Sunday, January 9


To his credit, U.S. Representative J.D. Hayworth (R-AZ), a member of the House Ways and Means Committee, has written a no-nonsense, hard-hitting letter to Mexico's ambassador to the United States citing the egregious arrogance of the Mexican government in publishing and distributing a Guide for the Mexican Migrant -- a booklet (and these are my words, not the Congressman's) that is tantamount to Illegal Entry For Dummies. But my sarcasm aside, Hayworth's salvo falls short of the mark, as it characterizes Mexico's deliberate program of encouraging its poorer citizens' migration into the United States as an act of "deliberate hostility," rather than patent terrorism, which is what it is. To terrorize is to terrify, coerce and intimidate through the force of threats. The southern border of the United States is being continually breached by Mexicans encouraged (and now so in writing no less) by their government to seek economic benefit through illegal entry into the United States. The benefit to Mexico is twofold: it perpetuates the caste system in Mexico (benefiting the elites in government and private industry), which includes three well-defined levels of chronic poverty, the least onerous of which is considerably worse than anything imaginable in the United States (the adjective "abject" comes to mind); and, it generates $14.5 billion (USD) in annual remittances from illegals employed in the United States -- a sum that the Congressman accurately describes as an income stream surpassing that of Mexico's tourism industry or even the influx of foreign investment capital. These hordes of illegals (and they number in the millions) are weapons of mass influxion (WMIs) and they constitute nothing short of a foreign invasion. Just ask U.S. property owners along our long contiguous border with Mexico if they don't feel terrorized and overrun and their property and way of life violated. Sadly, Hayworth's prescription falls far short of the mark. He asks that Mexico cease the distribution of the guide and politely thanks Ambassador de Icaza for his "consideration."
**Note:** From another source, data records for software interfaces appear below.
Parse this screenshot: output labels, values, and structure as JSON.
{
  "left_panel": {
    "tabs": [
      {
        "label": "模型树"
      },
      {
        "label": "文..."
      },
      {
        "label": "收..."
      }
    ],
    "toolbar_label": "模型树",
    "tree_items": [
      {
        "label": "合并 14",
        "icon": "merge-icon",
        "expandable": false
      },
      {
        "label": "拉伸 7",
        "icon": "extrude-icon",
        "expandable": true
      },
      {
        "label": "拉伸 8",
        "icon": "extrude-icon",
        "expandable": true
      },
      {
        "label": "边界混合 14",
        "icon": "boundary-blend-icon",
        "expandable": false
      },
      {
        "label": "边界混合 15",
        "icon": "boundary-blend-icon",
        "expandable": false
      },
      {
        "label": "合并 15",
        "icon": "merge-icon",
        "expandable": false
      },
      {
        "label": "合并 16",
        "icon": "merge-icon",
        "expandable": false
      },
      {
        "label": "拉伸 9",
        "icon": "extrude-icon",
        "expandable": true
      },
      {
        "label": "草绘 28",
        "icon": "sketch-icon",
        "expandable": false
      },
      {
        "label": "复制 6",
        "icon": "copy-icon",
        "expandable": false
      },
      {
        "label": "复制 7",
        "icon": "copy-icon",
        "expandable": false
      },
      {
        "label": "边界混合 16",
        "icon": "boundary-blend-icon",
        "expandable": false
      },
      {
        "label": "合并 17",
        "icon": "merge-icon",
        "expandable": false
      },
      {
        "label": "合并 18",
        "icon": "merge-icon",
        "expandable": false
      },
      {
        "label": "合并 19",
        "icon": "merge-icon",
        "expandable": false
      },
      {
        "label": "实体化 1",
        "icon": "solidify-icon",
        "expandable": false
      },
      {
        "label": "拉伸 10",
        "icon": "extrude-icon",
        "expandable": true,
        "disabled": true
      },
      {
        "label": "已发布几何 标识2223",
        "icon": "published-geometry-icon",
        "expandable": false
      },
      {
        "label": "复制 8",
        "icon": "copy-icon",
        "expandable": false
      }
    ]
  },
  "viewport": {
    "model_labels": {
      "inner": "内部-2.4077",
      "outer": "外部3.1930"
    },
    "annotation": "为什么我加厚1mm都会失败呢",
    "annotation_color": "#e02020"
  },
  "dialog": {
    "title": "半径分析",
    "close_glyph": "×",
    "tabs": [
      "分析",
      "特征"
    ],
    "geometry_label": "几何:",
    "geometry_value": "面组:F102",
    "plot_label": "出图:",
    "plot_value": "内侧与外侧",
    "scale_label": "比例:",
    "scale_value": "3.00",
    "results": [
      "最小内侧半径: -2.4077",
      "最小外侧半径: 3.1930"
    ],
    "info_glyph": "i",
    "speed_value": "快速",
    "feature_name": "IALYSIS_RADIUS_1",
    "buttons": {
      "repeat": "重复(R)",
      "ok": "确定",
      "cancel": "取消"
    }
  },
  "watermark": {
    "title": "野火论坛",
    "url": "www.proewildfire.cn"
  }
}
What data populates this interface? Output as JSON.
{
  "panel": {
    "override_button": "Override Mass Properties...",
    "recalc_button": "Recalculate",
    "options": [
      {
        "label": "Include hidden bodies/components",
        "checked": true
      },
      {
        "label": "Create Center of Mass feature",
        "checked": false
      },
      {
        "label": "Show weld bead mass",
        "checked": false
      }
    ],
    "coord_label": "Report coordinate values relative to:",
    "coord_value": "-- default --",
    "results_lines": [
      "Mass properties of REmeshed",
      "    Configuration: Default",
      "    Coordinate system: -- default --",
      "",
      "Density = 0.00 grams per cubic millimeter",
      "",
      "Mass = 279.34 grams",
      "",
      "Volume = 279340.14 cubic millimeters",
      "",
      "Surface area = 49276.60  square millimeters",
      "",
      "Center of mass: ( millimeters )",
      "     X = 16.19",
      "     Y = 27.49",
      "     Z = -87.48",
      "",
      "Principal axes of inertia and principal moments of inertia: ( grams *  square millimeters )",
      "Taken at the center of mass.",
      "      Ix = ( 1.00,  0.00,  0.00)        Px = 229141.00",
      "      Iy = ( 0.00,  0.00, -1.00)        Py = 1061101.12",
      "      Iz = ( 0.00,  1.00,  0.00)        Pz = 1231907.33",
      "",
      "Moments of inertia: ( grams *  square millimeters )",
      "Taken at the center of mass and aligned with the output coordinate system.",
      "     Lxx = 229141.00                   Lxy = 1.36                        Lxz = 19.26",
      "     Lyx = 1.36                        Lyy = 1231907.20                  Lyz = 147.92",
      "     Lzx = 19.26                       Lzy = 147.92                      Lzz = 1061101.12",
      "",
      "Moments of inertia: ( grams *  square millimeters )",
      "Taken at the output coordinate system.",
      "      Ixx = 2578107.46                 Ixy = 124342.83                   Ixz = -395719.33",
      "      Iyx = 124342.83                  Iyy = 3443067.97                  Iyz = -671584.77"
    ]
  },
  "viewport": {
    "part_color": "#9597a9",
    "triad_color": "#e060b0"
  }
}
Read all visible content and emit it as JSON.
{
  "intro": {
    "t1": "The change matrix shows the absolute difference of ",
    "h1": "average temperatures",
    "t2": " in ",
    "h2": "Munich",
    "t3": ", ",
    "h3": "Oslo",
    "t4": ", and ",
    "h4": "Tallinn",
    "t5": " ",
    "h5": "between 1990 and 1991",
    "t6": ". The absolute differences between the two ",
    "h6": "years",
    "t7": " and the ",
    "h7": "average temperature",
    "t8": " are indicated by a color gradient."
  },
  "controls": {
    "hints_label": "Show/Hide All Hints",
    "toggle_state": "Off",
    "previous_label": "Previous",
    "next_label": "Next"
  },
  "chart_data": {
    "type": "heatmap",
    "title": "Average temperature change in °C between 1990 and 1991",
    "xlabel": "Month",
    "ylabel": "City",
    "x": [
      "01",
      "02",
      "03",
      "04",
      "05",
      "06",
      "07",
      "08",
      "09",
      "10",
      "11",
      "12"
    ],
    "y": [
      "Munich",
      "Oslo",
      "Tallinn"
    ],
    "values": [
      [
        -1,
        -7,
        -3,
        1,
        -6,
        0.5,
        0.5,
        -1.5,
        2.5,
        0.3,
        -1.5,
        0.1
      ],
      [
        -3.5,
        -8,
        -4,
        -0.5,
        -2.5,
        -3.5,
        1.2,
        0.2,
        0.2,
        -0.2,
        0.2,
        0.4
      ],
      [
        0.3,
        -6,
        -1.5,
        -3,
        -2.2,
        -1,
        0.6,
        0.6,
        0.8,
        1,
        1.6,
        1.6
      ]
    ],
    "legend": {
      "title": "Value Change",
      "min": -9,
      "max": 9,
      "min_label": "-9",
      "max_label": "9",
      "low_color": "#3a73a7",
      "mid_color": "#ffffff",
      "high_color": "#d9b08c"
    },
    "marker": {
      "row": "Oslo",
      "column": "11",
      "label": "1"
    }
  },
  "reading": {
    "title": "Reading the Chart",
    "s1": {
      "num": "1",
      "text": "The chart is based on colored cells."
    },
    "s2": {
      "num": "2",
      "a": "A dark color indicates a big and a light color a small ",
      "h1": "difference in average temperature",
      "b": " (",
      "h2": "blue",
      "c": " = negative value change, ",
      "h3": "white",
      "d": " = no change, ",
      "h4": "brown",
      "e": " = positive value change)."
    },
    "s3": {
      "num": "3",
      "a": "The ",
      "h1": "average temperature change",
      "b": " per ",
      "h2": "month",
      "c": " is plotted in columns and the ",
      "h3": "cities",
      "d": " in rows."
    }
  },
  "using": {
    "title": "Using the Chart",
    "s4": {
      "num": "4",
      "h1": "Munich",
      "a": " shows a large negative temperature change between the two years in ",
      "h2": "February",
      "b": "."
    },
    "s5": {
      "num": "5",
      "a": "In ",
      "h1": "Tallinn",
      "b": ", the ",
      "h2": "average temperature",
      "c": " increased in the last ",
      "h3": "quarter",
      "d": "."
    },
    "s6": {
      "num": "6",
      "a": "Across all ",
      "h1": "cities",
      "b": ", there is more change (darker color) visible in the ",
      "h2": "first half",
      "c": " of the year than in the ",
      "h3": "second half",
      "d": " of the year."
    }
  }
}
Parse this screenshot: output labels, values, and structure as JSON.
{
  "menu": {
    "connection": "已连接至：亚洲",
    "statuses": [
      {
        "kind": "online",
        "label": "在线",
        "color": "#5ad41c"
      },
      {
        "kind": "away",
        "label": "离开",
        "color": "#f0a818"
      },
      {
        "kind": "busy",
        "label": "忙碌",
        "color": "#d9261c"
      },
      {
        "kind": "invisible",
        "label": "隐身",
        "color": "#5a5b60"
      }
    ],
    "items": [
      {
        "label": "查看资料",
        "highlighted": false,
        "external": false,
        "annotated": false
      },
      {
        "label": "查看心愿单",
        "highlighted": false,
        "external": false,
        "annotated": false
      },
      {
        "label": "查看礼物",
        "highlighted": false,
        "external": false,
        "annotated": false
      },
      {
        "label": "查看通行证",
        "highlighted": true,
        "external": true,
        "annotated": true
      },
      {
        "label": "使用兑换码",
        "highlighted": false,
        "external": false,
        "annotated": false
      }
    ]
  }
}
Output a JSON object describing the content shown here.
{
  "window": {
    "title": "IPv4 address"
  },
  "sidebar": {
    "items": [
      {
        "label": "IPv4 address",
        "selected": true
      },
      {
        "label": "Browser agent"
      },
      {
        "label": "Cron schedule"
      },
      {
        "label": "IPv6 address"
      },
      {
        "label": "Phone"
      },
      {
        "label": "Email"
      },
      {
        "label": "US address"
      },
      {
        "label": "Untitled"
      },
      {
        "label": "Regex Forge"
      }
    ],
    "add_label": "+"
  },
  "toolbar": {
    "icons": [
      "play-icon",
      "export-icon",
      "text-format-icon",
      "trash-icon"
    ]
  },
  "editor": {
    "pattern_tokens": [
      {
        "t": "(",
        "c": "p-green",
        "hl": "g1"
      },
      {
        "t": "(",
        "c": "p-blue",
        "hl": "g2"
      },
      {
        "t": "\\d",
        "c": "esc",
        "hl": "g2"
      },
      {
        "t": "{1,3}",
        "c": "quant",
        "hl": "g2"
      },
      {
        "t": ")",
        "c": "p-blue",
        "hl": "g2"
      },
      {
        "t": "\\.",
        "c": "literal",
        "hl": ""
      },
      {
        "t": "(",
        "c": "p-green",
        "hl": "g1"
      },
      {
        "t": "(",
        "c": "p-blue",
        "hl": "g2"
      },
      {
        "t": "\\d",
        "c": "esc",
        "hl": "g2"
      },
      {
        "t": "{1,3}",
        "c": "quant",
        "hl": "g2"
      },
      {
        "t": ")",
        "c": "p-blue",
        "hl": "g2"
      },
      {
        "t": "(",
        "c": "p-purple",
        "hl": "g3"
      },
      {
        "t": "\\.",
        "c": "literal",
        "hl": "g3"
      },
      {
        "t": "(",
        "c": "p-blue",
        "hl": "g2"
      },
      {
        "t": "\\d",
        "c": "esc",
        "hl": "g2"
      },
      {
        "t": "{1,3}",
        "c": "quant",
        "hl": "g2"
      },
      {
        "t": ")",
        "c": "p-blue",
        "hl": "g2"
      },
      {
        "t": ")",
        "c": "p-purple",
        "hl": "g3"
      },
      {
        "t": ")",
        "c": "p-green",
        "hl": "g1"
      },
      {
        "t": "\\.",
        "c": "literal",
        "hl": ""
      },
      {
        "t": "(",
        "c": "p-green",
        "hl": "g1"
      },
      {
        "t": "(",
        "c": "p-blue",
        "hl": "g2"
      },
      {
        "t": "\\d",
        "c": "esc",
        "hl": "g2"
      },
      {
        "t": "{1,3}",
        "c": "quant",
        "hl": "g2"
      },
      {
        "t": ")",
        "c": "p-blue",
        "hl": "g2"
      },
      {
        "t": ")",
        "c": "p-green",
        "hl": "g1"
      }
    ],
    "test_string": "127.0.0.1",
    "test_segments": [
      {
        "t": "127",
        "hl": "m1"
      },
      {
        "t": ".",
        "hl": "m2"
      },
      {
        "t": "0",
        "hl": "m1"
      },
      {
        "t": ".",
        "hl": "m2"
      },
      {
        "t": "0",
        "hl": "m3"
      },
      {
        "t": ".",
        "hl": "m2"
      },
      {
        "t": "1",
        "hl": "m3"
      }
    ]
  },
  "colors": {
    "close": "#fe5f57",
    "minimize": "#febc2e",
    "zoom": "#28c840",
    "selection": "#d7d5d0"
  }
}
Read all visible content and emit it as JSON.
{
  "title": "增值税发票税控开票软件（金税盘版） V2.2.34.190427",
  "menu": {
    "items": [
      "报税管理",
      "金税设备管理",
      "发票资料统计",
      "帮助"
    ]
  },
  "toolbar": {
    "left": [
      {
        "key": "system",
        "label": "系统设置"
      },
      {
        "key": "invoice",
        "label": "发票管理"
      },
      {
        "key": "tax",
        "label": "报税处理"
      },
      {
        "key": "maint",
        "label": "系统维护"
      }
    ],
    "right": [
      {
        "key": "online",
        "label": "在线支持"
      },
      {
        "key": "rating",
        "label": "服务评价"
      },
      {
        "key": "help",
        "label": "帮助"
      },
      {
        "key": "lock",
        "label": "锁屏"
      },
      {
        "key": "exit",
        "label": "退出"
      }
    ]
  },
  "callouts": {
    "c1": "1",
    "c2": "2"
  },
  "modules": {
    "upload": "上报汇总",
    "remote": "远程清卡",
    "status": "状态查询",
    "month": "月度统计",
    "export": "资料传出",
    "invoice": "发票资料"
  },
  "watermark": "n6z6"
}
Can any American honestly look at the newest bureaucratic boondoggle -- the Department of Homeland Security -- and certain questionable elements of the Patriot Act, while considering the Federal government's purposeful indifference to the magnitude of this country's illegal immigration problem, without then surmising that terrorism is not being dealt with right here at home where its impact on this nation's economy, government services, healthcare, education systems, and private property are palpably most acute?

President Vincente Fox is using the illegal migration of his nation's poor as a way of strong-arming the United States government into bending to his political wishes and Mexico's economic exigencies. Congressman Hayworth can content himself with calling it (illegal immigration or the offending booklet, Congressman?) "hostillity"; but it's terrorism, pure and simple. And in this regard I feel President Bush, for whom I cast my votes in 2000 and 2004, has let us down. If it's not a serious, impactful problem, then the President and Congress should increase the annual legal immigration threshold for Mexican citizens from 200,000 to however many millions illegally cross our borders each year. It's either a security breach or it is not. The illegals don't content themselves to simply straddle the fence, so why should our government?

Don't pay lip service by increasing taxpayer funding of the out-numbered U.S. Border Patrol, while countenancing Fox's antics and Mexico's wholesale assault on our borders, our economy and our way of life. Furthermore, stop pandering to a Latino voting block that, if it is truly concerned about United States' security, would join Congressman Hayworth and others in condemning what is going on, thus signaling to Republicans and Democrats alike that it is OKAY to deal with this major problem on a priority basis without fear of political retribution.

Invasions don't have to come from infantries, navies and airforces to do harm to a country. Just as certain tyrannical political philosophies and aberrantly distorted religious beliefs can do harm, so too can millions of people on foot, entering illegally, trample the economy and social fabric of a nation. After all, that's why virtually all countries have, with the exception of the United States, immigration policies that are adhered to.